Thursday, July 14, 2011

South Sudan and the Meaning of Independence


On 9 July 2011, the people of the Republic of South Sudan raised their flag in Juba to symbolize the declaration of political independence. This ascension to independence was one more step in the peace process that is supposed to bring the peoples of the Sudan from war to peace. This peace came after the second civil war. The first civil war which began a year before the independence of Sudan lasted from 1955 to1972. In 2005, the Comprehensive Peace Agreement was signed after 23 years of war (1982-2005). This agreement stipulated that after six years there should be a referendum where the people of South Sudan would make a decision whether they would remain part of the Sudan or become an independent state.

A referendum was held in January 2011 and South Sudanese voted overwhelmingly for independence. The present political leaders of the Sudan Peoples' Liberation Movement (SPLM) had campaigned for independence as the option. One other option would have been for the leaders in the Sudan to fight for transformation for all people of the Sudan and to become a force to beat back the conservative fundamentalists in the northern part of the Sudan. We respect the choice of the leaders of South Sudan and this new state will be welcomed to be the 54th member of the African Union and the 193rd member of the United Nations. With more than 2.5 million persons perishing in the last war that lasted for 23 years, the people paid a very high price for this independence and serious engagement will be needed by the pan African community along with all progressive persons to ensure that the sacrifices for independence would not be in vain.

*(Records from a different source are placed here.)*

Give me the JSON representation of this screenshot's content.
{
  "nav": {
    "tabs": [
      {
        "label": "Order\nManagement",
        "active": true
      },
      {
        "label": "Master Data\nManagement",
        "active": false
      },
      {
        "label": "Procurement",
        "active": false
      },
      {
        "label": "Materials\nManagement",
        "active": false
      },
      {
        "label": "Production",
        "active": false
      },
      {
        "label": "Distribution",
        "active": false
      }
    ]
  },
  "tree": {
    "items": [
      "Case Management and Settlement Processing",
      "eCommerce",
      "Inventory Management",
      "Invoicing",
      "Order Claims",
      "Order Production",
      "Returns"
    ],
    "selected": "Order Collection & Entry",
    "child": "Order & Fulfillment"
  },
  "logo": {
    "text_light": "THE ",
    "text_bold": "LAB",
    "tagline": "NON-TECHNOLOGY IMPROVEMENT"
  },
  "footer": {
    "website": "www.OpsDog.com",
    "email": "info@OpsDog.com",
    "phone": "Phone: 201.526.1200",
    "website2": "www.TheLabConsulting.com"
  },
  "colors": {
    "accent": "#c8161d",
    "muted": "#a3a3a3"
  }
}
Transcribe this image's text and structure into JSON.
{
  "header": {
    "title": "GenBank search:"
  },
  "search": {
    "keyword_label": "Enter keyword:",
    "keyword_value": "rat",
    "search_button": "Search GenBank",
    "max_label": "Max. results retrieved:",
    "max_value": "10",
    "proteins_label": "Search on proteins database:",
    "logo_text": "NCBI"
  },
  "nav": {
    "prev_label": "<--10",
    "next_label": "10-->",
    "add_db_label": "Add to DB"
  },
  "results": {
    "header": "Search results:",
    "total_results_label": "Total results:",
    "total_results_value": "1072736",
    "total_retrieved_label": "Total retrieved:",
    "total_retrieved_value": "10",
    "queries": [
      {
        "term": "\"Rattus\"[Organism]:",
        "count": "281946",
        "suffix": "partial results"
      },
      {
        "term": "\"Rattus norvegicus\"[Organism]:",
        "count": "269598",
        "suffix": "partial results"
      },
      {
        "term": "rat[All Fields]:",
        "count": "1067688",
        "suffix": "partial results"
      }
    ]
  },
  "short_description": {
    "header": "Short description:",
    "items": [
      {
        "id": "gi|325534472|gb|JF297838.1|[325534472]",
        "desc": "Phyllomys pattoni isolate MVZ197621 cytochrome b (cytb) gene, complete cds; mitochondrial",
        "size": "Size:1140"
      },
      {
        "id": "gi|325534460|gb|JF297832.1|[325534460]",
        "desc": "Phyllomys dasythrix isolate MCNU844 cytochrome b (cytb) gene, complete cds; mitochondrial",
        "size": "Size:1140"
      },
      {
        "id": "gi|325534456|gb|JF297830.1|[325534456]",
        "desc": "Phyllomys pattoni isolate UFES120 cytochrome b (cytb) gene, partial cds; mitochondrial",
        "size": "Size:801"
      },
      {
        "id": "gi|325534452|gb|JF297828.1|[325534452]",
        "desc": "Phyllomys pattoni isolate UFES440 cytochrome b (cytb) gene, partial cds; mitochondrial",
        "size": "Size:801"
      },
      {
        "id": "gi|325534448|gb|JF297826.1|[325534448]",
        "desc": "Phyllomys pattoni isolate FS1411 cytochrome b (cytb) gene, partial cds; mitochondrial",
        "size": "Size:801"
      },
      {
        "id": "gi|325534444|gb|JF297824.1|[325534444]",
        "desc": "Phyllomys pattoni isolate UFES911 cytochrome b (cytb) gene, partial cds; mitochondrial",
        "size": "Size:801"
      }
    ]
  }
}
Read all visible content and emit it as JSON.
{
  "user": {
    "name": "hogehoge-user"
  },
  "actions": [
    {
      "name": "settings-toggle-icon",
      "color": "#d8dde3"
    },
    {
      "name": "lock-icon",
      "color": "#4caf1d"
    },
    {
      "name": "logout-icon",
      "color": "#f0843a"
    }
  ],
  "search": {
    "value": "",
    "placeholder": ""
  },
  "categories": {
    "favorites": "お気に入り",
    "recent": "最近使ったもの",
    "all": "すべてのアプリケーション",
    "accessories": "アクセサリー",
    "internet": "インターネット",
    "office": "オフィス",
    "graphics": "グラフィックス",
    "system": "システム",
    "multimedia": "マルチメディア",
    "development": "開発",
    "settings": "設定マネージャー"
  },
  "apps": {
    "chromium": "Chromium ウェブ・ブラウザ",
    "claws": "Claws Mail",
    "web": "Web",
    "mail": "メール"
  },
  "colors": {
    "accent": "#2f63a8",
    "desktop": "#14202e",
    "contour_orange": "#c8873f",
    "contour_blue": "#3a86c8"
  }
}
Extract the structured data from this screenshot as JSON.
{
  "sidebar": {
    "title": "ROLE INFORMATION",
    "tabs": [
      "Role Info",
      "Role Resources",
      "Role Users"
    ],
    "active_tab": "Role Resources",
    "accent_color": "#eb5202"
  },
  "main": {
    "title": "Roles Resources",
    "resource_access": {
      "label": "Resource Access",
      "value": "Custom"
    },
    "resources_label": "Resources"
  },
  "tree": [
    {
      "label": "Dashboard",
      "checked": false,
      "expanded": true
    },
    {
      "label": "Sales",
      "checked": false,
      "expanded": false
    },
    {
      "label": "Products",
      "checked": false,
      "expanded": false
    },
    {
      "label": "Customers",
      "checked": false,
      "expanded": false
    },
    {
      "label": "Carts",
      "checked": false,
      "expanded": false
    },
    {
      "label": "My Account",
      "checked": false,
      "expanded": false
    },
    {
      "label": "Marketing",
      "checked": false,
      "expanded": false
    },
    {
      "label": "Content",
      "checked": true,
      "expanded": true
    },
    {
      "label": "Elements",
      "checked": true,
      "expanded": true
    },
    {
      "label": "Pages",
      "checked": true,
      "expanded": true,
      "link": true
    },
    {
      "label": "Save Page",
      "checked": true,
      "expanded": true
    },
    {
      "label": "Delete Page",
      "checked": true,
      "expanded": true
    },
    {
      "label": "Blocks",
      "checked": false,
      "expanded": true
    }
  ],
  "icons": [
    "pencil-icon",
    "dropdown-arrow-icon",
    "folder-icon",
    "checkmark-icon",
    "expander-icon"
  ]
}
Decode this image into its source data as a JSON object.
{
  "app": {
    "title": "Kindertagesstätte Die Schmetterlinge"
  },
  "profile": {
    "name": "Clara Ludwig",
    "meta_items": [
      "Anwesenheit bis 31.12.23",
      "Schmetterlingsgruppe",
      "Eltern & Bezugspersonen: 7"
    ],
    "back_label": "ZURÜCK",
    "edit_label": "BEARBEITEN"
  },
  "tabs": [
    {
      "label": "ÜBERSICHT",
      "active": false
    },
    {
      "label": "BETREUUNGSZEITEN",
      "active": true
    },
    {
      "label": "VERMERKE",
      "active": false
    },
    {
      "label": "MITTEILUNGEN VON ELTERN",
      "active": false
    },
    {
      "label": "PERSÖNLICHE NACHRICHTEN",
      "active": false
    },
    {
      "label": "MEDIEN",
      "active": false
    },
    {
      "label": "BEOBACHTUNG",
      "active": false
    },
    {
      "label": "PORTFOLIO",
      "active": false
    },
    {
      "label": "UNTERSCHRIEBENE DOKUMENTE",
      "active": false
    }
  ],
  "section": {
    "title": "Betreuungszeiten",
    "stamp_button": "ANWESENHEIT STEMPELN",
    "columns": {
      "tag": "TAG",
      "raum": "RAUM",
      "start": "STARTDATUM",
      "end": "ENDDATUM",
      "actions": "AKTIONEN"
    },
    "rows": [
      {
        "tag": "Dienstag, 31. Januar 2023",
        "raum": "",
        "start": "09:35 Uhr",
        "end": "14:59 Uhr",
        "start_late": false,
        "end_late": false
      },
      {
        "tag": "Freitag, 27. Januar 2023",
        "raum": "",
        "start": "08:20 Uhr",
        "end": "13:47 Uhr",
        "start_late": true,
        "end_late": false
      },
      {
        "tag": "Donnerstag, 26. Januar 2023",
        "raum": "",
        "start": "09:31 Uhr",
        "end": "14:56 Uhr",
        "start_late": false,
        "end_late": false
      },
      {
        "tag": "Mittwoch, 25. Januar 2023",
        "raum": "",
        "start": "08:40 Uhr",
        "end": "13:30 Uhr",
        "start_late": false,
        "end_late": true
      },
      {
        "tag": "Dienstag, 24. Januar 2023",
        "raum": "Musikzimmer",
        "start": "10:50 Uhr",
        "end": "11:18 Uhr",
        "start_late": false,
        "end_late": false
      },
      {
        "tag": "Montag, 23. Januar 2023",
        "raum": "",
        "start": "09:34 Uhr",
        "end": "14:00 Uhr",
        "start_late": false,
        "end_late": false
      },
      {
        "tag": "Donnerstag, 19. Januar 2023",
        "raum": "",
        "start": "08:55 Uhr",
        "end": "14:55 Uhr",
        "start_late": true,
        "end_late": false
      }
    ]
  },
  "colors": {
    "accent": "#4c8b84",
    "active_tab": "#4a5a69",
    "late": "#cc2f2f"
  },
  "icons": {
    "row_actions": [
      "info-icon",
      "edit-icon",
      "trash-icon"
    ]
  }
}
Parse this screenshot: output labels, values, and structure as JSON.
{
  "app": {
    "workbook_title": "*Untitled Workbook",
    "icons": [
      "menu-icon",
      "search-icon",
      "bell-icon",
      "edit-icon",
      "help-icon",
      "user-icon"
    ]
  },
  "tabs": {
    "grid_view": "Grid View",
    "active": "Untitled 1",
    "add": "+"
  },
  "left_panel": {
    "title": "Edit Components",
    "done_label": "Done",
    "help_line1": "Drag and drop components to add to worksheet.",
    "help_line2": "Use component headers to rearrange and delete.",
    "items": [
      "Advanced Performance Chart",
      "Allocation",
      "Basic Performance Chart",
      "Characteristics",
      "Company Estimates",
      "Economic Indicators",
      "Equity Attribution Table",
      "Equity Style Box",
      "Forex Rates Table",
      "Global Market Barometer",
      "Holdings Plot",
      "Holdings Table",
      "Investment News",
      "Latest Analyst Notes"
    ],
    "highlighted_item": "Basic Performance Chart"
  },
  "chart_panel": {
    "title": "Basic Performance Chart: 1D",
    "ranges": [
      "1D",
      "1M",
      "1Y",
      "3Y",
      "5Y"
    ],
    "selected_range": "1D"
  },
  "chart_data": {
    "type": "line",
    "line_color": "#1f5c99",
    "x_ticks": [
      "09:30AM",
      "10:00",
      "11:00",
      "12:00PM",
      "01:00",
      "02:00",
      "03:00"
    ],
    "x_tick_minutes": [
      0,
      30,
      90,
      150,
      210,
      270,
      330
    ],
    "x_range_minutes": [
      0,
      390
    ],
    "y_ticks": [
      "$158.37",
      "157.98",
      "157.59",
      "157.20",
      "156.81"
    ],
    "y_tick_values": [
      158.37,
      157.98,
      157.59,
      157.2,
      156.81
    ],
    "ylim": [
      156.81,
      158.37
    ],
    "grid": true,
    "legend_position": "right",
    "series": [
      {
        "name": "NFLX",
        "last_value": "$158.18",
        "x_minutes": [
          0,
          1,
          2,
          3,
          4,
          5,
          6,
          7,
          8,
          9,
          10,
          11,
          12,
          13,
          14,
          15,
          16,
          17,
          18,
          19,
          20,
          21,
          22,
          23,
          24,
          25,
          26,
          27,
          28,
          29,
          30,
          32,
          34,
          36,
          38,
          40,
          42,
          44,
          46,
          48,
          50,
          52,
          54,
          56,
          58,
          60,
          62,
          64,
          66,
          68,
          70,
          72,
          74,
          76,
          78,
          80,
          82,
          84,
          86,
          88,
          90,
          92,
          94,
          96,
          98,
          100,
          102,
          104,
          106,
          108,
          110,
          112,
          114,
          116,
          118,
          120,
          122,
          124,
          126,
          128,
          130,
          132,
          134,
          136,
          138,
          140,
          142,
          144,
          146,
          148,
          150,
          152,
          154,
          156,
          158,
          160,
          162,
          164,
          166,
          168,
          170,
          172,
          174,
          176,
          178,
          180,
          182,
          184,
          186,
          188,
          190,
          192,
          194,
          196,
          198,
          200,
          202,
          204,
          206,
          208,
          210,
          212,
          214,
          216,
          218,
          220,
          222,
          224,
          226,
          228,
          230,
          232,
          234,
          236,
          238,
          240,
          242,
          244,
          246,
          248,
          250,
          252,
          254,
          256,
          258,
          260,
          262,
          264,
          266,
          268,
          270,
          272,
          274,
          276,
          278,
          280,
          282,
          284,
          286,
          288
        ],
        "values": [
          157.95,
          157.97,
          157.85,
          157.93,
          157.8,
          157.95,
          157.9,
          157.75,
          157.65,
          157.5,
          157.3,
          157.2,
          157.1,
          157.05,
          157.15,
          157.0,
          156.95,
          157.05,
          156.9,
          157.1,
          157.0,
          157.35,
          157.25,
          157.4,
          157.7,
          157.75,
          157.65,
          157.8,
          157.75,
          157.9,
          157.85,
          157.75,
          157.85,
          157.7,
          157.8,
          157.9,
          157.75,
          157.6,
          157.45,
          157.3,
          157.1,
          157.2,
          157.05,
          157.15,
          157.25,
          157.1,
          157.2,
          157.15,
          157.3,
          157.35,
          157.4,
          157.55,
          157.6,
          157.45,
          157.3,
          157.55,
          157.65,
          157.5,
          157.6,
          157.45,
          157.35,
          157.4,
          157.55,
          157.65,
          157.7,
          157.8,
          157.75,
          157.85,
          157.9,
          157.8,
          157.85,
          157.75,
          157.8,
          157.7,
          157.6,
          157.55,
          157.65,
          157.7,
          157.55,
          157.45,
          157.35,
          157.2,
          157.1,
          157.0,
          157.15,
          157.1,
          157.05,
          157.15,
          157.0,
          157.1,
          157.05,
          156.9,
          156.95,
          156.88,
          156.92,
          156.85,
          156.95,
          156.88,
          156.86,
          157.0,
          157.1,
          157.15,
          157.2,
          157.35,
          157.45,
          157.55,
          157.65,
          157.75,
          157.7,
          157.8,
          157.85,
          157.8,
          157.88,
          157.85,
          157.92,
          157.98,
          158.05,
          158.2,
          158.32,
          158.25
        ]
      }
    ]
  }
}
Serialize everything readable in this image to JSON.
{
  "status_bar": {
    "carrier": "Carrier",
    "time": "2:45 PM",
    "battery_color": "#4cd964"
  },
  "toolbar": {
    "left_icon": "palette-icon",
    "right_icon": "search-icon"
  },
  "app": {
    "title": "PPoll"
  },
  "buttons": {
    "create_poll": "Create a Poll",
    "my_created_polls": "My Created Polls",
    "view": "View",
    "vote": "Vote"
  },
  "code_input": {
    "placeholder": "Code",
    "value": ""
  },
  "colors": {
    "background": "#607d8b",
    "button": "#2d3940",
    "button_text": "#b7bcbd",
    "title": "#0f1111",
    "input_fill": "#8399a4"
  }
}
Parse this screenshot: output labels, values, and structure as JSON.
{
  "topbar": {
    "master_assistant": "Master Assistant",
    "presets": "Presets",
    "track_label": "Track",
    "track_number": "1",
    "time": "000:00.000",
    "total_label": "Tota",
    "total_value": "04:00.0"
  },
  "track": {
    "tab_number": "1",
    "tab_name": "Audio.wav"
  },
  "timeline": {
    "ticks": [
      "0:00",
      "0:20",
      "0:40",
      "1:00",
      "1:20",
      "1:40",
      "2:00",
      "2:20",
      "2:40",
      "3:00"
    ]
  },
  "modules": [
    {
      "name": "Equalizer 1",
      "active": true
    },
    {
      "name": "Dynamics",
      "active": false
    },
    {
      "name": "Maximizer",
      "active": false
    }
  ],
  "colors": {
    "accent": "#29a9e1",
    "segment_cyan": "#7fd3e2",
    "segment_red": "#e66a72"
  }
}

In welcoming the Republic of South Sudan to membership of the African Union, our branch of the Pan-African movement does not in any way diminish the call for the urgency of the unity of all the peoples of Africa. With each passing day and the crisis of capitalism, rampant militarism and imperialist military interventions, gradual implosion of the dollar, regional trade blocs and challenges of global warming, it is clearer that only a democratic and united people of Africa can negotiate with the new emerging powers to ensure that Africans can have the space for transformation, peace, and social reconstruction.

Commenting on this question of South Sudan before the referendum, I highlighted our most recent experience in Africa of an emerging state that was carved out of an existing state, the case of Eritrea. Twenty years after independence, the peoples of Eritrea are now fighting against the government that was supposed to be a leading force for liberation. Eritrea and Ethiopia have fought wars senselessly over strips of land, mainly Badme. Both societies have diverted scarce resources to military projects instead of concentrating on the health and wellbeing of the people. Read more